(Data records for software interfaces)
##############################

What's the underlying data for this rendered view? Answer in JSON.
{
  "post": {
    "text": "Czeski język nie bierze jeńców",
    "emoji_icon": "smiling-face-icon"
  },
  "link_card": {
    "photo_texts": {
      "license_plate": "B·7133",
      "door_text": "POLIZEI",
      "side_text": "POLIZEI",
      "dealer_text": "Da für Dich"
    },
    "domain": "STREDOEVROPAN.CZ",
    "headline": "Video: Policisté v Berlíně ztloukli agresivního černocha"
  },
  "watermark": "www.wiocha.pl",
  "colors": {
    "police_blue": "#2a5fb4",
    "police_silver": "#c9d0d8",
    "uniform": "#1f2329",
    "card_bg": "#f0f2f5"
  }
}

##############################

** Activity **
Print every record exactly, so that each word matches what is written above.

** Exercise response **
What's the underlying data for this rendered view? Answer in JSON.
{
  "post": {
    "text": "Czeski język nie bierze jeńców",
    "emoji_icon": "smiling-face-icon"
  },
  "link_card": {
    "photo_texts": {
      "license_plate": "B·7133",
      "door_text": "POLIZEI",
      "side_text": "POLIZEI",
      "dealer_text": "Da für Dich"
    },
    "domain": "STREDOEVROPAN.CZ",
    "headline": "Video: Policisté v Berlíně ztloukli agresivního černocha"
  },
  "watermark": "www.wiocha.pl",
  "colors": {
    "police_blue": "#2a5fb4",
    "police_silver": "#c9d0d8",
    "uniform": "#1f2329",
    "card_bg": "#f0f2f5"
  }
}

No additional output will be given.